"YouTube's strategy has been to avoid taking proactive steps to curtail the infringement on its site…Their business model, which is based on building traffic and selling advertising off of unlicensed content, is clearly illegal and is in obvious conflict with copyright laws".The IPKat says that there’s clearly primary infringement going on by the uploaders. The question is, can YouTube be made secondarily liable? If what Viacom says is correct, and the business model does rely on facilitating infringement then things look pretty grim for YouTube (unless they come up before a court that wants to limit the affect of the Supreme Court’s Grokster decision). However, it’s hard to comment on the business model without having access to information which, at this stage, presumably remains confidential to YouTube. One way out of Grokster’s pull of gravity might be for any court to note that YouTube has changed hands since it was set up, and so the original business model may not remain relevant.
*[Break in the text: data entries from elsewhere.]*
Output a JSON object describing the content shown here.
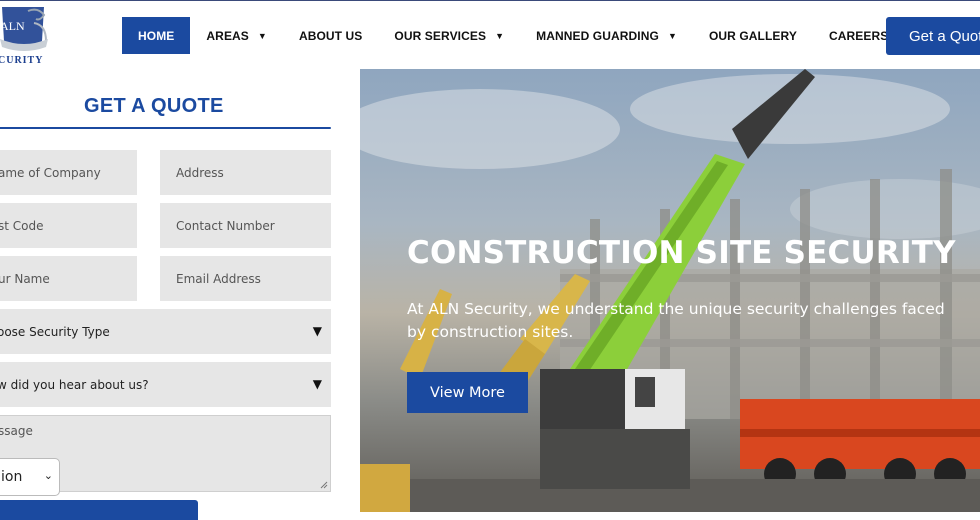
{
  "header": {
    "logo": {
      "top_text": "ALN",
      "bottom_text": "CURITY"
    },
    "nav": [
      {
        "label": "HOME",
        "active": true,
        "dropdown": false
      },
      {
        "label": "AREAS",
        "active": false,
        "dropdown": true
      },
      {
        "label": "ABOUT US",
        "active": false,
        "dropdown": false
      },
      {
        "label": "OUR SERVICES",
        "active": false,
        "dropdown": true
      },
      {
        "label": "MANNED GUARDING",
        "active": false,
        "dropdown": true
      },
      {
        "label": "OUR GALLERY",
        "active": false,
        "dropdown": false
      },
      {
        "label": "CAREERS",
        "active": false,
        "dropdown": false
      }
    ],
    "quote_button": "Get a Quote"
  },
  "form": {
    "title": "GET A QUOTE",
    "company_placeholder": "ame of Company",
    "address_placeholder": "Address",
    "postcode_placeholder": "st Code",
    "contact_placeholder": "Contact Number",
    "name_placeholder": "ur Name",
    "email_placeholder": "Email Address",
    "security_type": "oose Security Type",
    "hear_about": "w did you hear about us?",
    "message_placeholder": "ssage",
    "small_select_value": "ion"
  },
  "hero": {
    "title": "CONSTRUCTION SITE SECURITY",
    "text": "At ALN Security, we understand the unique security challenges faced by construction sites.",
    "button": "View More"
  },
  "colors": {
    "brand_blue": "#1b4aa0",
    "field_grey": "#e6e6e6"
  }
}
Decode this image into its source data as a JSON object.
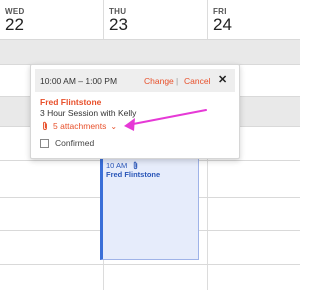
{
  "days": [
    {
      "name": "WED",
      "number": "22"
    },
    {
      "name": "THU",
      "number": "23"
    },
    {
      "name": "FRI",
      "number": "24"
    }
  ],
  "popup": {
    "time_range": "10:00 AM – 1:00 PM",
    "change_label": "Change",
    "separator": "|",
    "cancel_label": "Cancel",
    "close_label": "✕",
    "client_name": "Fred Flintstone",
    "session_title": "3 Hour Session with Kelly",
    "attachments_label": "5 attachments",
    "attachments_chevron": "⌄",
    "confirmed_label": "Confirmed",
    "confirmed_checked": false
  },
  "event": {
    "time": "10 AM",
    "client_name": "Fred Flintstone",
    "icon": "paperclip-icon"
  },
  "colors": {
    "accent": "#e8502b",
    "event_bg": "#e6ecfb",
    "event_border": "#3a6fd8",
    "arrow": "#e639d6"
  }
}
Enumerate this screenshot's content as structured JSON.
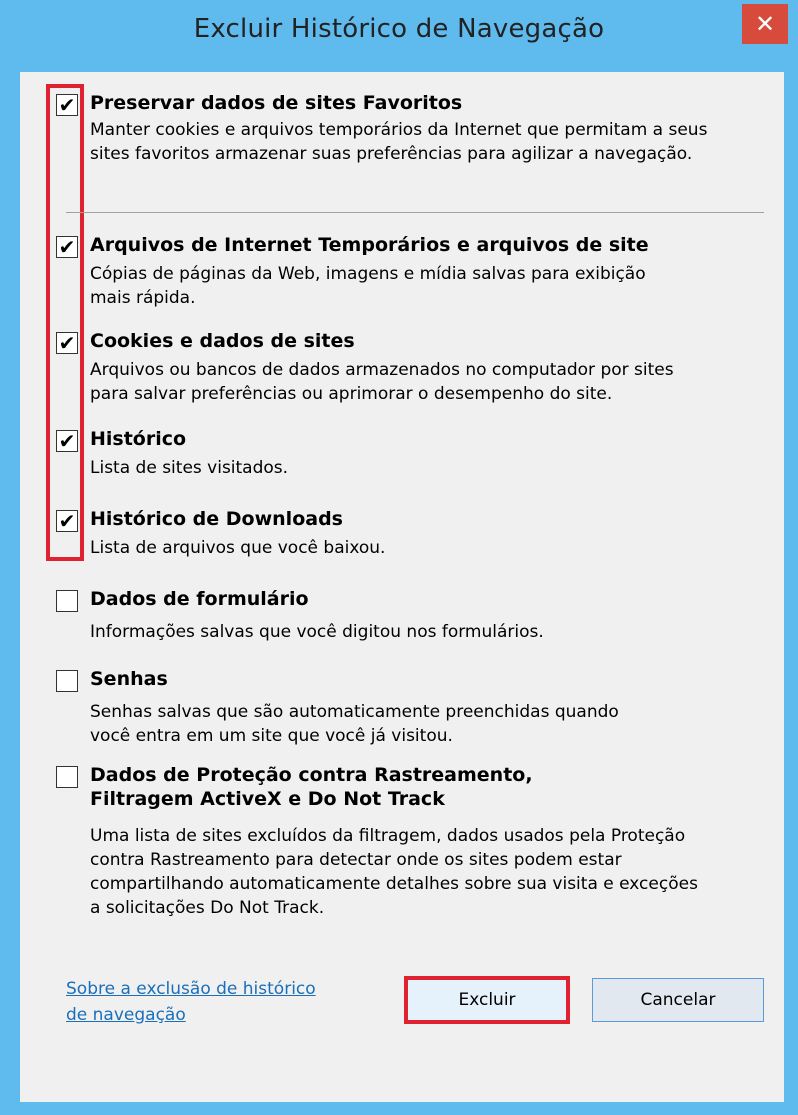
{
  "window": {
    "title": "Excluir Histórico de Navegação",
    "close_glyph": "✕"
  },
  "options": [
    {
      "label": "Preservar dados de sites Favoritos",
      "description": "Manter cookies e arquivos temporários da Internet que permitam a seus\nsites favoritos armazenar suas preferências para agilizar a navegação.",
      "checked": true
    },
    {
      "label": "Arquivos de Internet Temporários e arquivos de site",
      "description": "Cópias de páginas da Web, imagens e mídia salvas para exibição\nmais rápida.",
      "checked": true
    },
    {
      "label": "Cookies e dados de sites",
      "description": "Arquivos ou bancos de dados armazenados no computador por sites\npara salvar preferências ou aprimorar o desempenho do site.",
      "checked": true
    },
    {
      "label": "Histórico",
      "description": "Lista de sites visitados.",
      "checked": true
    },
    {
      "label": "Histórico de Downloads",
      "description": "Lista de arquivos que você baixou.",
      "checked": true
    },
    {
      "label": "Dados de formulário",
      "description": "Informações salvas que você digitou nos formulários.",
      "checked": false
    },
    {
      "label": "Senhas",
      "description": "Senhas salvas que são automaticamente preenchidas quando\nvocê entra em um site que você já visitou.",
      "checked": false
    },
    {
      "label": "Dados de Proteção contra Rastreamento,\nFiltragem ActiveX e Do Not Track",
      "description": "Uma lista de sites excluídos da filtragem, dados usados pela Proteção\ncontra Rastreamento para detectar onde os sites podem estar\ncompartilhando automaticamente detalhes sobre sua visita e exceções\na solicitações Do Not Track.",
      "checked": false
    }
  ],
  "footer": {
    "link_text": "Sobre a exclusão de histórico\nde navegação",
    "delete_label": "Excluir",
    "cancel_label": "Cancelar"
  },
  "colors": {
    "title_bar": "#5fbbee",
    "close_button": "#d74b3c",
    "highlight": "#e0212f",
    "link": "#1a6fb8"
  },
  "icons": {
    "checkmark": "✔"
  }
}
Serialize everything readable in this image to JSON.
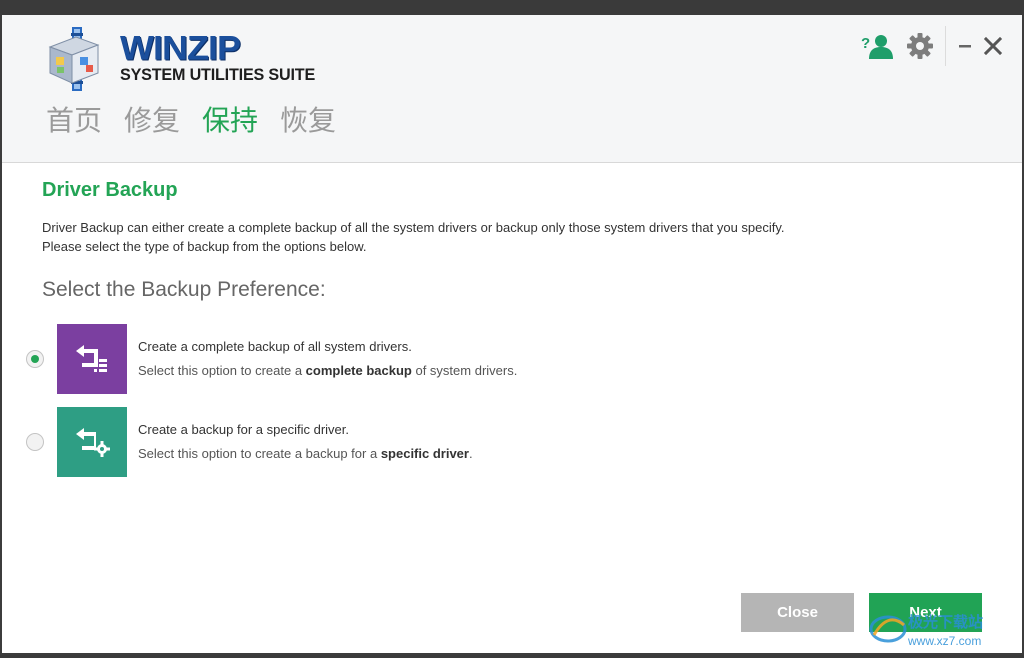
{
  "app": {
    "brand_name": "WINZIP",
    "brand_sub": "SYSTEM UTILITIES SUITE"
  },
  "nav": {
    "tabs": [
      {
        "label": "首页",
        "active": false
      },
      {
        "label": "修复",
        "active": false
      },
      {
        "label": "保持",
        "active": true
      },
      {
        "label": "恢复",
        "active": false
      }
    ]
  },
  "toolbar": {
    "help_icon": "user-help-icon",
    "settings_icon": "gear-icon",
    "minimize_label": "–",
    "close_label": "✕"
  },
  "page": {
    "title": "Driver Backup",
    "desc_line1": "Driver Backup can either create a complete backup of all the system drivers or backup only those system drivers that you specify.",
    "desc_line2": "Please select the type of backup from the options below.",
    "pref_title": "Select the Backup Preference:"
  },
  "options": [
    {
      "title": "Create a complete backup of all system drivers.",
      "sub_prefix": "Select this option to create a ",
      "sub_bold": "complete backup",
      "sub_suffix": " of system drivers.",
      "selected": true,
      "tile_color": "#7b3fa0",
      "icon": "backup-list-icon"
    },
    {
      "title": "Create a backup for a specific driver.",
      "sub_prefix": "Select this option to create a backup for a ",
      "sub_bold": "specific driver",
      "sub_suffix": ".",
      "selected": false,
      "tile_color": "#2e9e84",
      "icon": "backup-gear-icon"
    }
  ],
  "buttons": {
    "close_label": "Close",
    "next_label": "Next"
  },
  "colors": {
    "accent": "#23a455",
    "brand_blue": "#1b4f9c"
  },
  "watermark": {
    "line1": "极光下载站",
    "line2": "www.xz7.com"
  }
}
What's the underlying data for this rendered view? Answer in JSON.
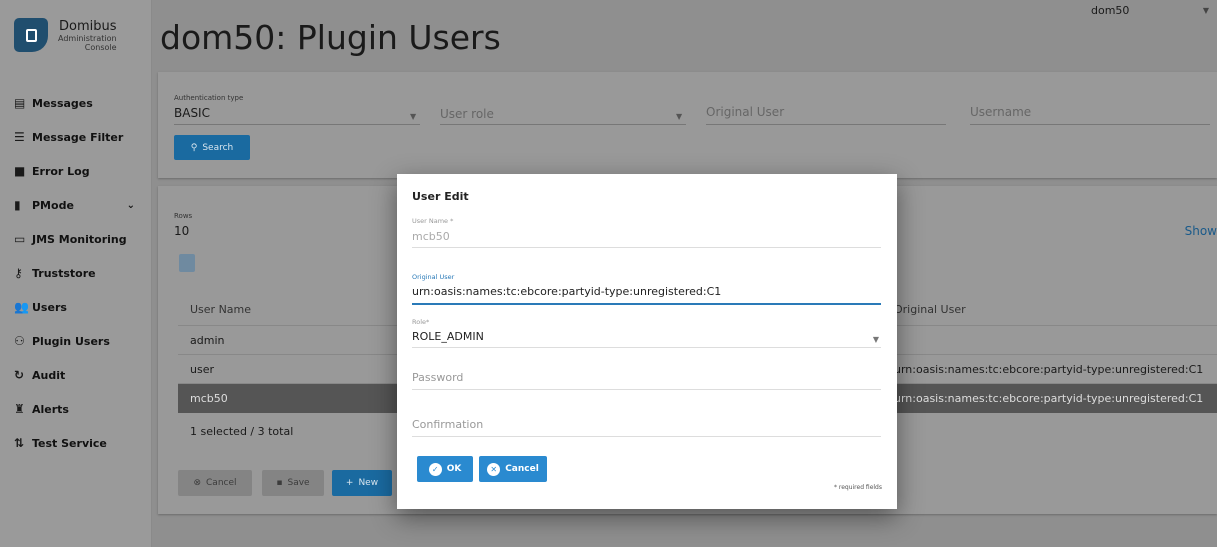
{
  "brand": {
    "title": "Domibus",
    "subtitle1": "Administration",
    "subtitle2": "Console"
  },
  "sidebar": {
    "items": [
      {
        "label": "Messages",
        "icon": "message-icon"
      },
      {
        "label": "Message Filter",
        "icon": "filter-icon"
      },
      {
        "label": "Error Log",
        "icon": "error-icon"
      },
      {
        "label": "PMode",
        "icon": "document-icon"
      },
      {
        "label": "JMS Monitoring",
        "icon": "monitor-icon"
      },
      {
        "label": "Truststore",
        "icon": "key-icon"
      },
      {
        "label": "Users",
        "icon": "users-icon"
      },
      {
        "label": "Plugin Users",
        "icon": "plugin-users-icon"
      },
      {
        "label": "Audit",
        "icon": "audit-icon"
      },
      {
        "label": "Alerts",
        "icon": "bell-icon"
      },
      {
        "label": "Test Service",
        "icon": "test-icon"
      }
    ]
  },
  "header": {
    "title": "dom50: Plugin Users",
    "domain": "dom50"
  },
  "filters": {
    "auth_label": "Authentication type",
    "auth_value": "BASIC",
    "role_placeholder": "User role",
    "original_user_placeholder": "Original User",
    "username_placeholder": "Username",
    "search_label": "Search"
  },
  "results": {
    "rows_label": "Rows",
    "rows_value": "10",
    "show_link": "Show",
    "columns": [
      "User Name",
      "Original User"
    ],
    "rows": [
      {
        "name": "admin",
        "original": ""
      },
      {
        "name": "user",
        "original": "urn:oasis:names:tc:ebcore:partyid-type:unregistered:C1"
      },
      {
        "name": "mcb50",
        "original": "urn:oasis:names:tc:ebcore:partyid-type:unregistered:C1"
      }
    ],
    "selection": "1 selected / 3 total",
    "cancel_label": "Cancel",
    "save_label": "Save",
    "new_label": "New"
  },
  "modal": {
    "title": "User Edit",
    "username_label": "User Name *",
    "username_value": "mcb50",
    "original_label": "Original User",
    "original_value": "urn:oasis:names:tc:ebcore:partyid-type:unregistered:C1",
    "role_label": "Role*",
    "role_value": "ROLE_ADMIN",
    "password_placeholder": "Password",
    "confirmation_placeholder": "Confirmation",
    "ok_label": "OK",
    "cancel_label": "Cancel",
    "required_note": "* required fields"
  },
  "colors": {
    "primary": "#2a8ad0",
    "brand": "#204e6e"
  }
}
Tuesday, 13 March 2007
It has finally happened. Reuters reports that Viacom has sued YouTube in the US for $1billion for copyright infringement. Said Viacom: